## [Task requirements]
Each line below should be quoted exactly, please.

## [Records]

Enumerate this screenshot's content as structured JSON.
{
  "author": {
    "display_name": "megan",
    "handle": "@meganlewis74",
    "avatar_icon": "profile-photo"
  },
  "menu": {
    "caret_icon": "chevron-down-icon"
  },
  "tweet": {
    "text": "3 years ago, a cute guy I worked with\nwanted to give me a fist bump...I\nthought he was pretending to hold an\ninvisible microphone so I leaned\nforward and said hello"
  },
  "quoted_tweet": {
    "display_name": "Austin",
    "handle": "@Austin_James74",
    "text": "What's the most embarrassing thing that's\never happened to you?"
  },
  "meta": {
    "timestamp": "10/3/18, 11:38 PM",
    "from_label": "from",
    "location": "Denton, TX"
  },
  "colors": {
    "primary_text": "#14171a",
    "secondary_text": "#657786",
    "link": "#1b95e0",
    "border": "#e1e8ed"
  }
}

## [Reply]
Enumerate this screenshot's content as structured JSON.
{
  "author": {
    "display_name": "megan",
    "handle": "@meganlewis74",
    "avatar_icon": "profile-photo"
  },
  "menu": {
    "caret_icon": "chevron-down-icon"
  },
  "tweet": {
    "text": "3 years ago, a cute guy I worked with\nwanted to give me a fist bump...I\nthought he was pretending to hold an\ninvisible microphone so I leaned\nforward and said hello"
  },
  "quoted_tweet": {
    "display_name": "Austin",
    "handle": "@Austin_James74",
    "text": "What's the most embarrassing thing that's\never happened to you?"
  },
  "meta": {
    "timestamp": "10/3/18, 11:38 PM",
    "from_label": "from",
    "location": "Denton, TX"
  },
  "colors": {
    "primary_text": "#14171a",
    "secondary_text": "#657786",
    "link": "#1b95e0",
    "border": "#e1e8ed"
  }
}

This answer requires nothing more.